This example is an unusual form server that measures 9 1/2" long and weighs a relatively heavy 2.9 T. oz.
It has a flat blade, with a rounded edge. The upper edge is scalloped and decorated with pattern elements. There i...
It is marked "Sterling," "Patent," and "Starr & Marcus" for the New York City retailer.
Made by John Wendt, it does not carry an official pattern name, but has come to be known as "Diana," in reference to Diana Cramer, silver scholar, former editor of "Silver Magazine," and Wendt authority.

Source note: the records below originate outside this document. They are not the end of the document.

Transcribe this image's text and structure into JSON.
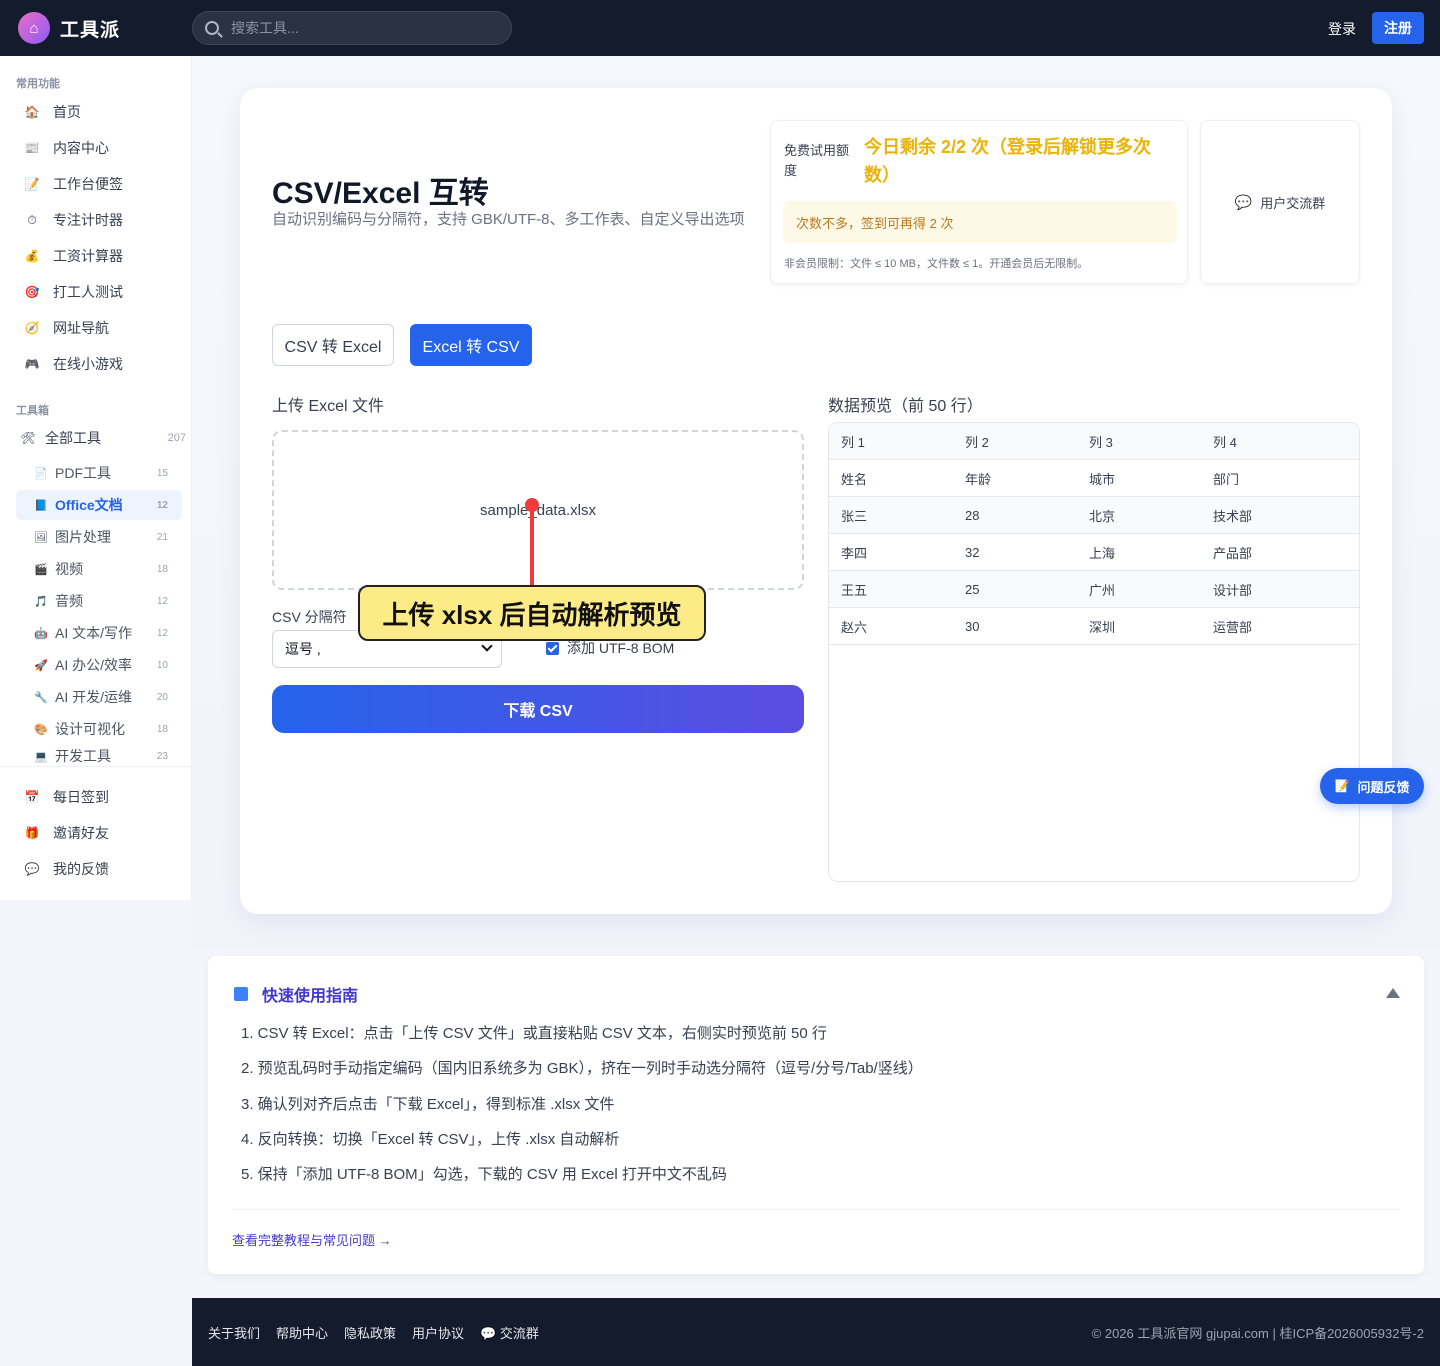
{
  "app": {
    "name": "工具派",
    "logo_icon": "bag-icon"
  },
  "header": {
    "search_placeholder": "搜索工具...",
    "login_label": "登录",
    "register_label": "注册"
  },
  "sidebar": {
    "section_common": "常用功能",
    "common_items": [
      {
        "label": "首页",
        "icon": "🏠"
      },
      {
        "label": "内容中心",
        "icon": "📰"
      },
      {
        "label": "工作台便签",
        "icon": "📝"
      },
      {
        "label": "专注计时器",
        "icon": "⏱"
      },
      {
        "label": "工资计算器",
        "icon": "💰"
      },
      {
        "label": "打工人测试",
        "icon": "🎯"
      },
      {
        "label": "网址导航",
        "icon": "🧭"
      },
      {
        "label": "在线小游戏",
        "icon": "🎮"
      }
    ],
    "section_tools": "工具箱",
    "all_tools": {
      "label": "全部工具",
      "count": "207",
      "icon": "🛠"
    },
    "tool_items": [
      {
        "label": "PDF工具",
        "count": "15",
        "icon": "📄"
      },
      {
        "label": "Office文档",
        "count": "12",
        "icon": "📘"
      },
      {
        "label": "图片处理",
        "count": "21",
        "icon": "🖼"
      },
      {
        "label": "视频",
        "count": "18",
        "icon": "🎬"
      },
      {
        "label": "音频",
        "count": "12",
        "icon": "🎵"
      },
      {
        "label": "AI 文本/写作",
        "count": "12",
        "icon": "🤖"
      },
      {
        "label": "AI 办公/效率",
        "count": "10",
        "icon": "🚀"
      },
      {
        "label": "AI 开发/运维",
        "count": "20",
        "icon": "🔧"
      },
      {
        "label": "设计可视化",
        "count": "18",
        "icon": "🎨"
      },
      {
        "label": "开发工具",
        "count": "23",
        "icon": "💻"
      }
    ],
    "bottom_items": [
      {
        "label": "每日签到",
        "icon": "📅"
      },
      {
        "label": "邀请好友",
        "icon": "🎁"
      },
      {
        "label": "我的反馈",
        "icon": "💬"
      }
    ]
  },
  "main": {
    "title": "CSV/Excel 互转",
    "subtitle": "自动识别编码与分隔符，支持 GBK/UTF-8、多工作表、自定义导出选项",
    "quota": {
      "label": "免费试用额度",
      "value": "今日剩余 2/2 次（登录后解锁更多次数）",
      "tip": "次数不多，签到可再得 2 次",
      "note": "非会员限制：文件 ≤ 10 MB，文件数 ≤ 1。开通会员后无限制。"
    },
    "group_label": "用户交流群",
    "tabs": [
      {
        "label": "CSV 转 Excel"
      },
      {
        "label": "Excel 转 CSV"
      }
    ],
    "upload_title": "上传 Excel 文件",
    "file_name": "sample_data.xlsx",
    "separator_label": "CSV 分隔符",
    "separator_value": "逗号 ,",
    "bom_label": "添加 UTF-8 BOM",
    "download_label": "下载 CSV",
    "annotation": "上传 xlsx 后自动解析预览",
    "preview_title": "数据预览（前 50 行）",
    "preview_header": [
      "列 1",
      "列 2",
      "列 3",
      "列 4"
    ],
    "preview_rows": [
      [
        "姓名",
        "年龄",
        "城市",
        "部门"
      ],
      [
        "张三",
        "28",
        "北京",
        "技术部"
      ],
      [
        "李四",
        "32",
        "上海",
        "产品部"
      ],
      [
        "王五",
        "25",
        "广州",
        "设计部"
      ],
      [
        "赵六",
        "30",
        "深圳",
        "运营部"
      ]
    ]
  },
  "guide": {
    "title": "快速使用指南",
    "steps": [
      "1. CSV 转 Excel：点击「上传 CSV 文件」或直接粘贴 CSV 文本，右侧实时预览前 50 行",
      "2. 预览乱码时手动指定编码（国内旧系统多为 GBK），挤在一列时手动选分隔符（逗号/分号/Tab/竖线）",
      "3. 确认列对齐后点击「下载 Excel」，得到标准 .xlsx 文件",
      "4. 反向转换：切换「Excel 转 CSV」，上传 .xlsx 自动解析",
      "5. 保持「添加 UTF-8 BOM」勾选，下载的 CSV 用 Excel 打开中文不乱码"
    ],
    "link": "查看完整教程与常见问题 →"
  },
  "feedback_label": "问题反馈",
  "footer": {
    "links": [
      "关于我们",
      "帮助中心",
      "隐私政策",
      "用户协议",
      "💬 交流群"
    ],
    "copyright": "© 2026 工具派官网 gjupai.com | 桂ICP备2026005932号-2"
  }
}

An 1860s design, it is quite similar to John Polhamus' "Armor" of the same period. Both of them bespeak th...
Highly detailed, the imagery is iconic. The bowl portrays the Chicago Herald building constructed in 1891, which date appears on the lower portion of the handle. There is a pennant that reads "Herald" flying from the flagpole atop the building.
Close inspection reveals a figure standing on a pediment placed on a...
It has a large, oval shaped serving end that measures 4 1/4" long and 2 1/2" at the widest. This has a slightly concave, but essentially flat, surface and an upraised, scalloped edge around about two-thirds of the margin. The surface has a pale gold wash and is engraved in a period ...
It has a broad, "Tipt" end, high shoulders off the bowl, and a generously proportioned, 3" long by 1 7/8" at the widest, scallop shell bowl.
There is a fancy, feathered script "HMM" monogram on the front of the handle.
It is stamped with the name of Philadelphia retailer "S.M. Hopper," and a three part "arrow, W, shield" pseudo hallmark. In his benchmark work "Manufacturers' Marks on American Coin ...
Starting with the top of the handle, there are a pair of upraised (presumably eagle) wings. These appear to rise out of a crown, which itself sits over a lion rampant on a shield. Lastly there is an upraised steed projecting out of a castle turret.
The background around all of this is a dense array of acanthus leaves, which motif is carried over to the bac...
The pattern is "Lady Washington" by Gorham. Dating from the 1870s, it is relatively early in the stable of the company's full line flatware designs.
It features an elegant and refined looking central female bust in profile. This is surrounded by swags, drapery, and trailing garlands of ivy vines and leaves. Th...
The pattern is "Waverly" by Wallace. The scroll design derives from the same style impulses that Whiting embraced for its "Louis XV" and Gorham for its "Strasbourg" patterns.
The serving end has five delicate tines joined to a scalloped heel area that is pierced in a fleur-de-lis motif.
There is an embellished, Art Nouveau style "S" monogram.
It is in very fine estate conditi...
This example is a 7 1/8" long, substantial weight at 1.7 T. oz., preserve or jelly spoon.
It has a decorative bowl, with scalloped shoulders and a swirling design imprinted in part of the interior. It is also engraved in a flower and leaf motif that matches the overall pattern. The matte surface retains a light portion of its original pale gold finish.
It is 4" long, relatively heavy at .7 T. oz., and has a 1 5/8" wide blade with a scalloped edge and top.
The handle has a tipt backside, while the front is etched in an oak leaf and acorn motif with a bird alighting on one of the branches. This is extensively detailed, with a subtly textured surface that appears to have hand chased finishing.